I learned long ago that when I get stuck while writing, it’s usually because I’ve lost track of the villain. Erle Stanley Gardner, author of the Perry Mason series, once advised writers to plot from the viewpoint of the villain and write from the perspective of the protagonist.

That one bit of advice is probably the best I’ve ever received. If I don’t know what the villain is doing behind the scenes, I have no clue where my story is headed or what Zoe and Pete will encounter on the page.

Another workshop I taught recently revolved around the creation of red herrings and misdirection. Once again, I’m being my own student. This morning, I was scanning my list of suspects and their motives for potentially being the killer, and I realized I needed one more. It took me an hour to come up with a name, a motive, and—most importantly—a history. Where had he been since the time of the murder? Why had he been mysteriously absent? What was his connection to the victim? But once I finished “channeling” this new character (one of my students dubbed it “a stream of consciousness” and I love that description!), I knew in my heart that my cast was solid and complete.

And 3-dimensional!

As a writer, it’s amazing how much I’ve learned over the years. It’s even more amazing how much I’ve forgotten. Putting together a new workshop or dusting off an old one for a new presentation does wonders for bringing it all back. Watching a new student make the same mistakes as I once did brings it back even clearer.

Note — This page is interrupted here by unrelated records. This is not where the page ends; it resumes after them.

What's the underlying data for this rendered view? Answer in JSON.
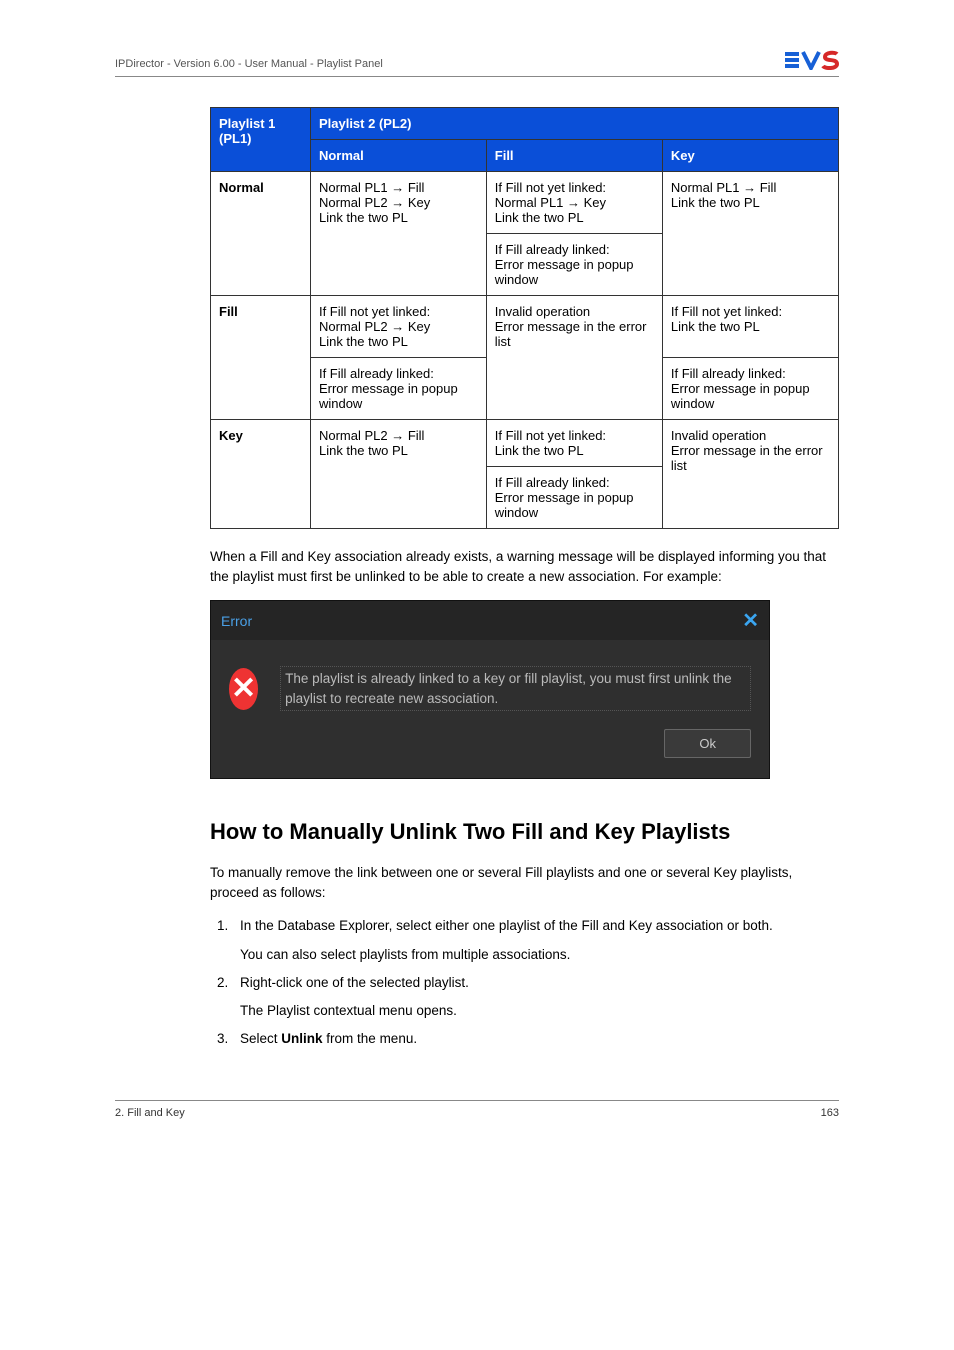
{
  "header": {
    "text": "IPDirector - Version 6.00 - User Manual - Playlist Panel"
  },
  "table": {
    "head_pl1": "Playlist 1 (PL1)",
    "head_pl2": "Playlist 2 (PL2)",
    "cols": {
      "normal": "Normal",
      "fill": "Fill",
      "key": "Key"
    },
    "rows": {
      "normal": {
        "label": "Normal",
        "normal": "Normal PL1 → Fill\nNormal PL2 → Key\nLink the two PL",
        "fill_a": "If Fill not yet linked:\nNormal PL1 → Key\nLink the two PL",
        "fill_b": "If Fill already linked:\nError message in popup window",
        "key": "Normal PL1 → Fill\nLink the two PL"
      },
      "fill": {
        "label": "Fill",
        "normal_a": "If Fill not yet linked:\nNormal PL2 → Key\nLink the two PL",
        "normal_b": "If Fill already linked:\nError message in popup window",
        "fill": "Invalid operation\nError message in the error list",
        "key_a": "If Fill not yet linked:\nLink the two PL",
        "key_b": "If Fill already linked:\nError message in popup window"
      },
      "key": {
        "label": "Key",
        "normal": "Normal PL2 → Fill\nLink the two PL",
        "fill_a": "If Fill not yet linked:\nLink the two PL",
        "fill_b": "If Fill already linked:\nError message in popup window",
        "key": "Invalid operation\nError message in the error list"
      }
    }
  },
  "warning_para": "When a Fill and Key association already exists, a warning message will be displayed informing you that the playlist must first be unlinked to be able to create a new association. For example:",
  "dialog": {
    "title": "Error",
    "message": "The playlist is already linked to a key or fill playlist, you must first unlink the playlist to recreate new association.",
    "ok": "Ok"
  },
  "section_title": "How to Manually Unlink Two Fill and Key Playlists",
  "section_intro": "To manually remove the link between one or several Fill playlists and one or several Key playlists, proceed as follows:",
  "steps": [
    {
      "main": "In the Database Explorer, select either one playlist of the Fill and Key association or both.",
      "sub": "You can also select playlists from multiple associations."
    },
    {
      "main": "Right-click one of the selected playlist.",
      "sub": "The Playlist contextual menu opens."
    },
    {
      "main_pre": "Select ",
      "main_bold": "Unlink",
      "main_post": " from the menu."
    }
  ],
  "footer": {
    "left": "2. Fill and Key",
    "right": "163"
  }
}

Have you ever taught a class or a workshop (on writing or anything else) and felt you received as much as you gave?


Susan said...

Great post, Annette. You are so right. I was lucky enough to learn from my students for 44 years. It’s a two-way street.

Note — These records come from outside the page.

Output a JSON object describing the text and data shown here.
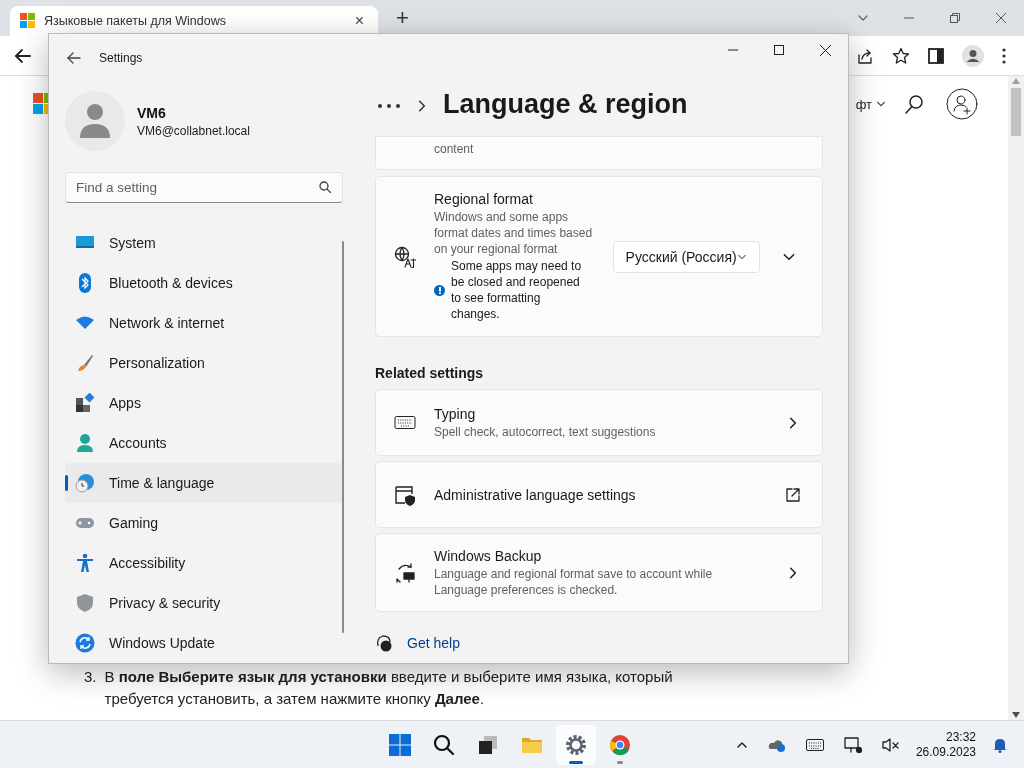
{
  "browser": {
    "tab": {
      "title": "Языковые пакеты для Windows",
      "close": "×"
    },
    "new_tab": "+",
    "page": {
      "header_link": "фт",
      "instruction": {
        "number": "3.",
        "text": "В **поле Выберите язык для установки** введите и выберите имя языка, который требуется установить, а затем нажмите кнопку **Далее**."
      }
    }
  },
  "settings": {
    "window": {
      "title": "Settings"
    },
    "profile": {
      "name": "VM6",
      "email": "VM6@collabnet.local"
    },
    "search": {
      "placeholder": "Find a setting"
    },
    "nav": {
      "items": [
        {
          "label": "System",
          "selected": false
        },
        {
          "label": "Bluetooth & devices",
          "selected": false
        },
        {
          "label": "Network & internet",
          "selected": false
        },
        {
          "label": "Personalization",
          "selected": false
        },
        {
          "label": "Apps",
          "selected": false
        },
        {
          "label": "Accounts",
          "selected": false
        },
        {
          "label": "Time & language",
          "selected": true
        },
        {
          "label": "Gaming",
          "selected": false
        },
        {
          "label": "Accessibility",
          "selected": false
        },
        {
          "label": "Privacy & security",
          "selected": false
        },
        {
          "label": "Windows Update",
          "selected": false
        }
      ]
    },
    "page_title": "Language & region",
    "partial_card": {
      "description": "content"
    },
    "regional_format": {
      "title": "Regional format",
      "description": "Windows and some apps format dates and times based on your regional format",
      "note": "Some apps may need to be closed and reopened to see formatting changes.",
      "dropdown": {
        "value": "Русский (Россия)"
      },
      "expanded": false
    },
    "related_settings": {
      "heading": "Related settings",
      "items": [
        {
          "kind": "navigate",
          "title": "Typing",
          "description": "Spell check, autocorrect, text suggestions"
        },
        {
          "kind": "external",
          "title": "Administrative language settings"
        },
        {
          "kind": "navigate",
          "title": "Windows Backup",
          "description": "Language and regional format save to account while Language preferences is checked."
        }
      ]
    },
    "get_help": "Get help"
  },
  "taskbar": {
    "apps": [
      {
        "selected": false,
        "running": false
      },
      {
        "selected": false,
        "running": false
      },
      {
        "selected": false,
        "running": false
      },
      {
        "selected": false,
        "running": false
      },
      {
        "selected": true,
        "running": true
      },
      {
        "selected": false,
        "running": true
      }
    ],
    "clock": {
      "time": "23:32",
      "date": "26.09.2023"
    }
  }
}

Kait said...

Wonderful post, Annette. I have cut and pasted and put in my plotting file for future reference.

I've not taught writing classes, but I did teach scuba diving - and yes, as Susan says, it's a two way street. Keep us informed of your classes. I know I'd love to take one.

Annette said...

Susan, it's definitely a two-way street.

Thank you, Kait. I don't have anything else lined up right now, but I'll keep you posted.

KM Rockwood said...

If my students over the years have learned as much from me as I have from them, I would be pleased.

Annette said...

I hear you, KM!

Charlie Jones said...

As a student of Annette's in the recent class, what I learned from her was to never forget the other characters in your story. Let them have a backstory and motivations just like the main character. The other characters should be working just as hard in the backwaters of your story as the main character is in the foreground. Thanks again, Annette. I promise I'll never take a secondary character for granted again.

Annette said...

Awwww... Thank you, Charlie! Your writing is so clean and intriguing, I feel I've shortchanged you because I've had so little to "critique" with your assignments. I'm glad you found the course helpful.

Grace Koshida said...

Interesting post, Annette!

I am not a writer but I did teach some graduate courses while I was an adjunct faculty member at the University of Toronto. I was considered an expert in my field (climate change research) but had no training from my employer (federal government) on how to develop course materials and teach in an academic setting. I had done plenty of (short) scientific presentations but that was to my peers. It was a steep learning curve and challenge to develop enough material for an entire semester and to keep graduate students engaged and interested! But I really enjoyed it. And you are's weird how many references and facts I had to dig up from my own past work that I had forgotten about.

Your students are lucky to have you!

Annette said...

Thank you, Grace!

And you are so right about developing material. I've said in the past that if there's a topic I want to learn about but can't find a course or workshop on it, I create one of my own just so I can do the research for the class.